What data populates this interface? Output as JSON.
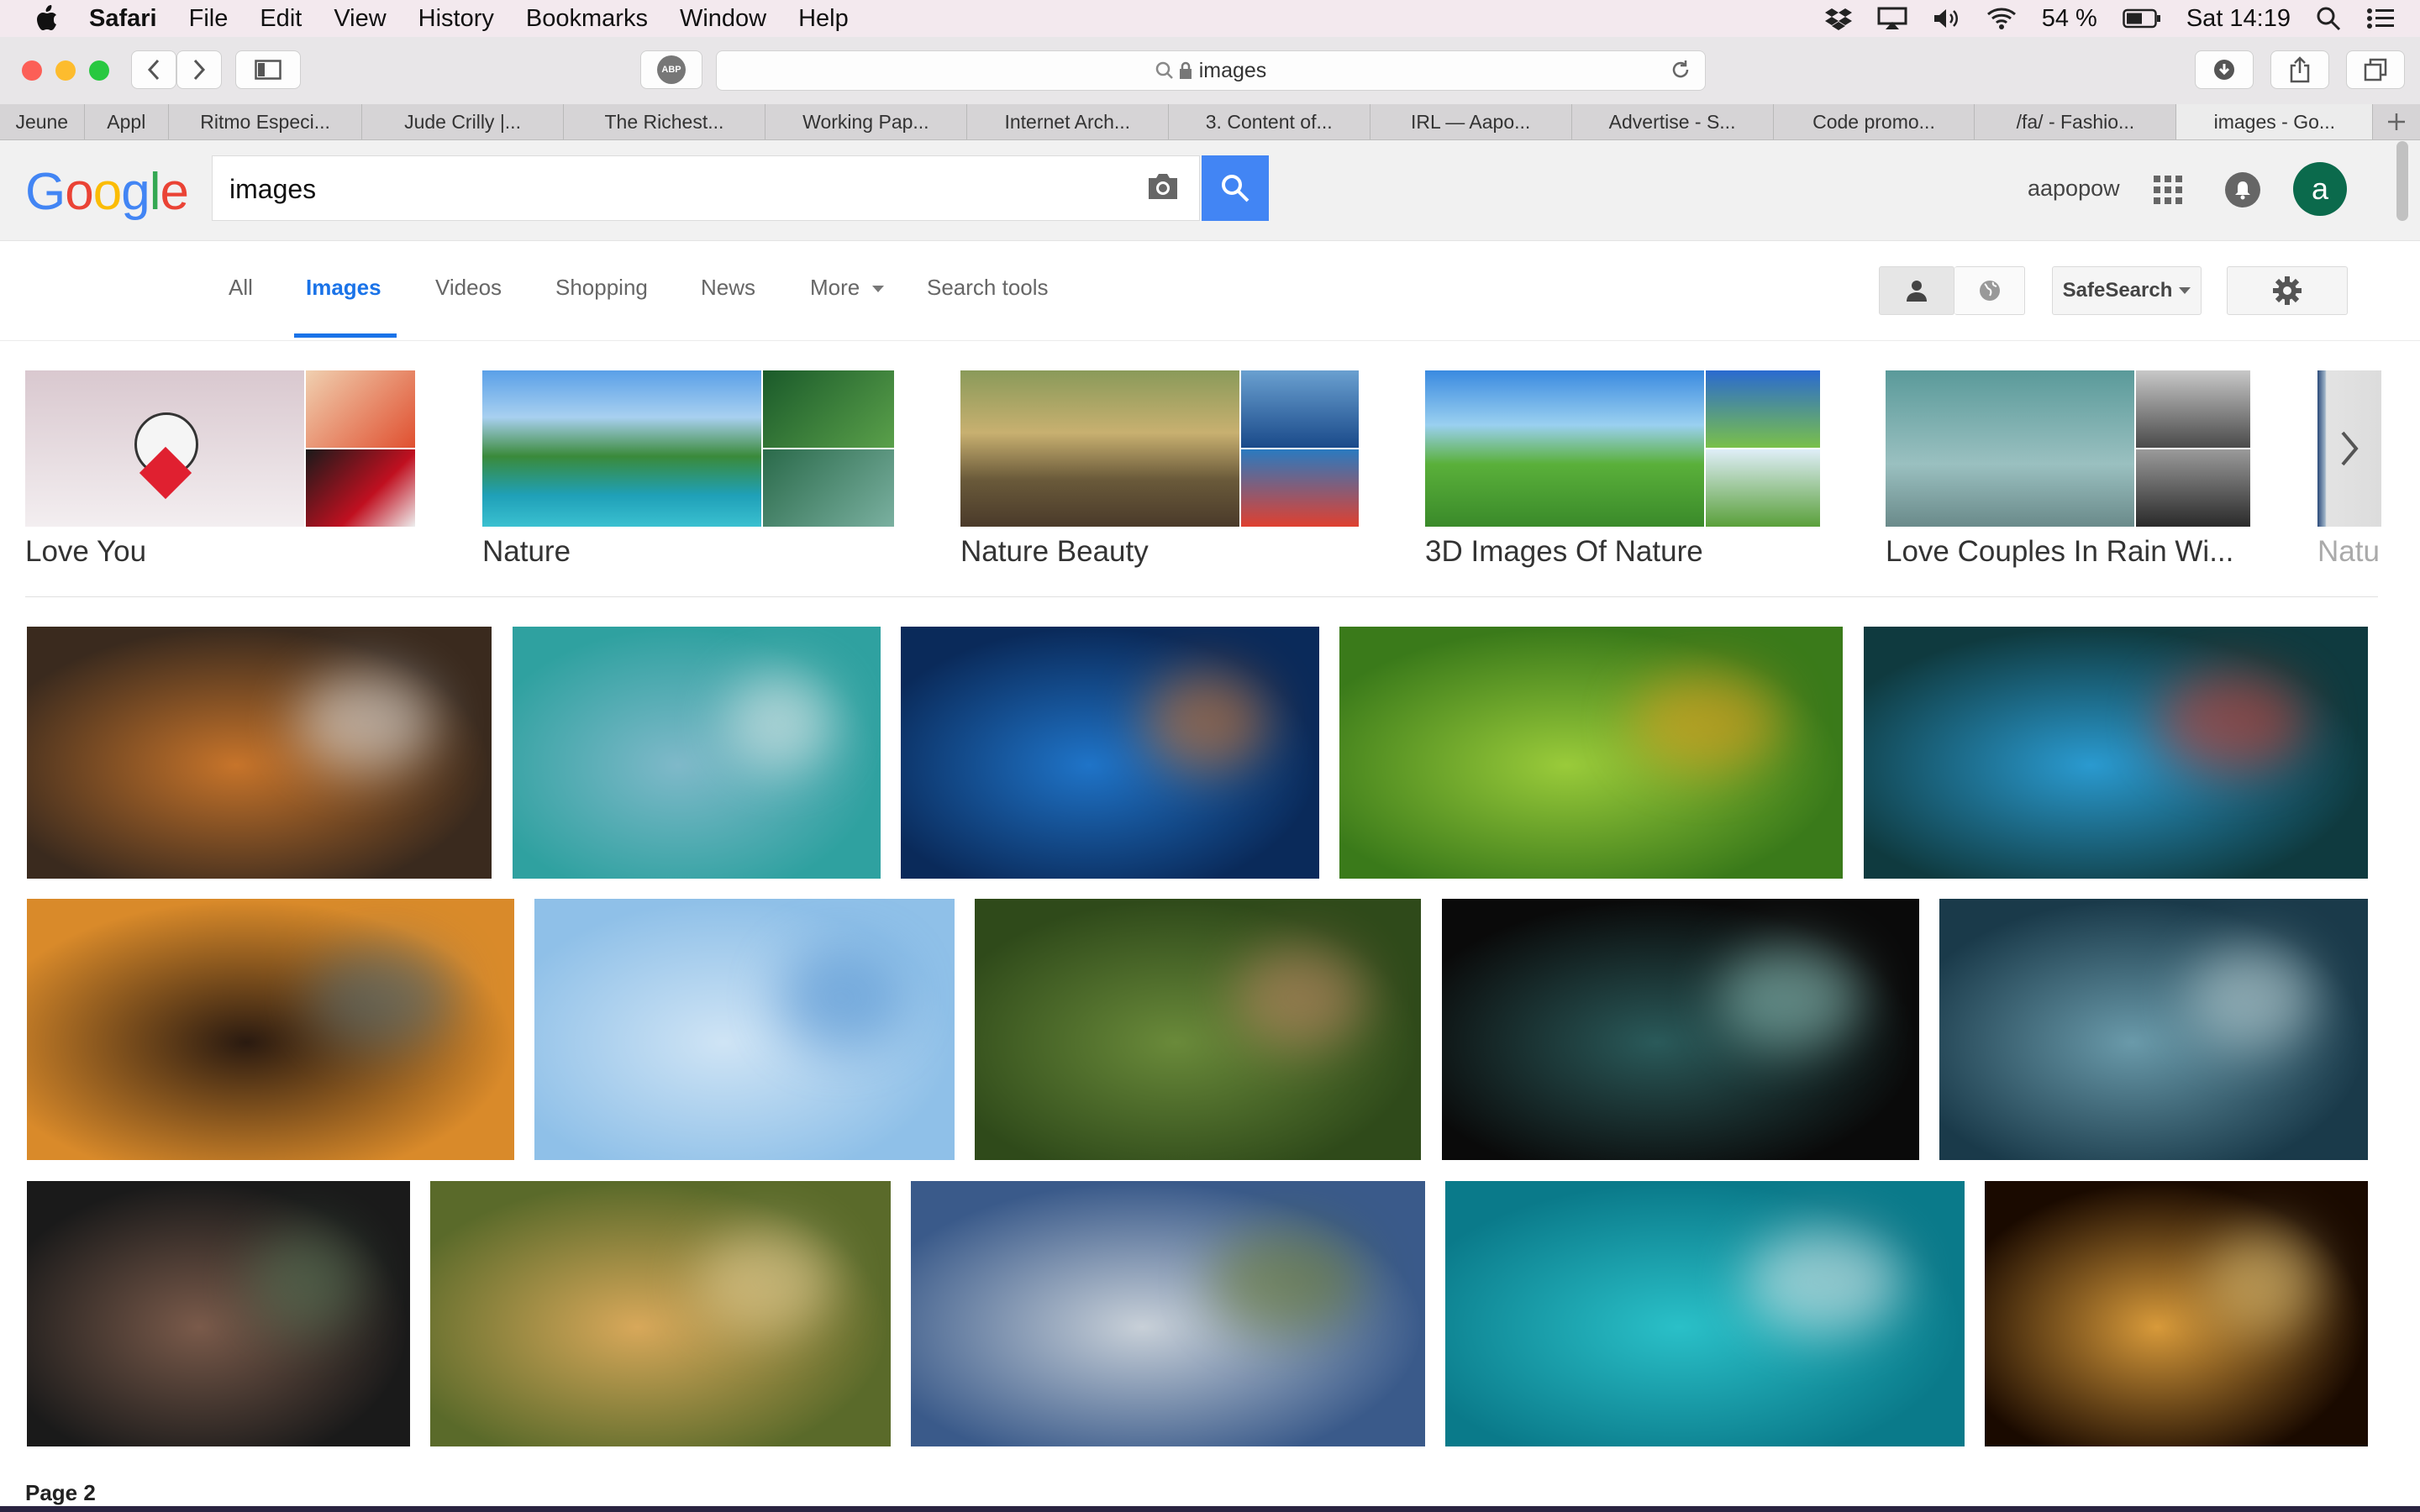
{
  "menubar": {
    "app": "Safari",
    "items": [
      "File",
      "Edit",
      "View",
      "History",
      "Bookmarks",
      "Window",
      "Help"
    ],
    "battery": "54 %",
    "clock": "Sat 14:19"
  },
  "browser": {
    "url": "images",
    "adblock": "ABP",
    "tabs": [
      "Jeune",
      "Appl",
      "Ritmo Especi...",
      "Jude Crilly |...",
      "The Richest...",
      "Working Pap...",
      "Internet Arch...",
      "3. Content of...",
      "IRL — Aapo...",
      "Advertise - S...",
      "Code promo...",
      "/fa/ - Fashio...",
      "images - Go..."
    ]
  },
  "google": {
    "query": "images",
    "user": "aapopow",
    "avatar_letter": "a",
    "tabs": [
      "All",
      "Images",
      "Videos",
      "Shopping",
      "News",
      "More",
      "Search tools"
    ],
    "active_tab": "Images",
    "safesearch": "SafeSearch"
  },
  "related": [
    "Love You",
    "Nature",
    "Nature Beauty",
    "3D Images Of Nature",
    "Love Couples In Rain Wi...",
    "Natu"
  ],
  "footer": {
    "page": "Page 2"
  },
  "results": [
    {
      "name": "tiger-in-snow",
      "colors": [
        "#3a2a1e",
        "#c7742a",
        "#eef1f3"
      ]
    },
    {
      "name": "pop-art-robots",
      "colors": [
        "#2fa1a0",
        "#7fb9c9",
        "#f0f0f0"
      ]
    },
    {
      "name": "galaxy-space",
      "colors": [
        "#0a2a5a",
        "#1f74c8",
        "#e07a2a"
      ]
    },
    {
      "name": "kingfisher-birds",
      "colors": [
        "#3a7a1a",
        "#9acb3a",
        "#f0a020"
      ]
    },
    {
      "name": "parrot-wings",
      "colors": [
        "#0f3a3f",
        "#2a9ad0",
        "#d83a2a"
      ]
    },
    {
      "name": "tiger-closeup",
      "colors": [
        "#d98a2a",
        "#2a1a10",
        "#4a6a7a"
      ]
    },
    {
      "name": "water-rose",
      "colors": [
        "#8fc0e8",
        "#cfe4f5",
        "#4f8fcf"
      ]
    },
    {
      "name": "violinist-forest",
      "colors": [
        "#2f4a1a",
        "#6a8a3a",
        "#c98a6a"
      ]
    },
    {
      "name": "cyclist-mesh",
      "colors": [
        "#0a0a0a",
        "#2a5a5a",
        "#9ad0c8"
      ]
    },
    {
      "name": "whale-shark-diver",
      "colors": [
        "#1a3a4a",
        "#6a9aaa",
        "#c8dde0"
      ]
    },
    {
      "name": "sackboy-globe",
      "colors": [
        "#1a1a1a",
        "#7a5a4a",
        "#5a7a5a"
      ]
    },
    {
      "name": "dog-bubbles",
      "colors": [
        "#5a6a2a",
        "#d8a85a",
        "#f0d8a0"
      ]
    },
    {
      "name": "tree-clouds",
      "colors": [
        "#3a5a8a",
        "#c8d0d8",
        "#6a7a2a"
      ]
    },
    {
      "name": "sailboat-sea",
      "colors": [
        "#0a7a8a",
        "#2ac0c8",
        "#f0f0f0"
      ]
    },
    {
      "name": "fractal-leopard",
      "colors": [
        "#1a0a00",
        "#d89a3a",
        "#f0d080"
      ]
    }
  ]
}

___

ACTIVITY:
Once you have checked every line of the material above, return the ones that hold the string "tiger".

OUTPUT BELOW:
      "name": "tiger-in-snow",
      "name": "tiger-closeup",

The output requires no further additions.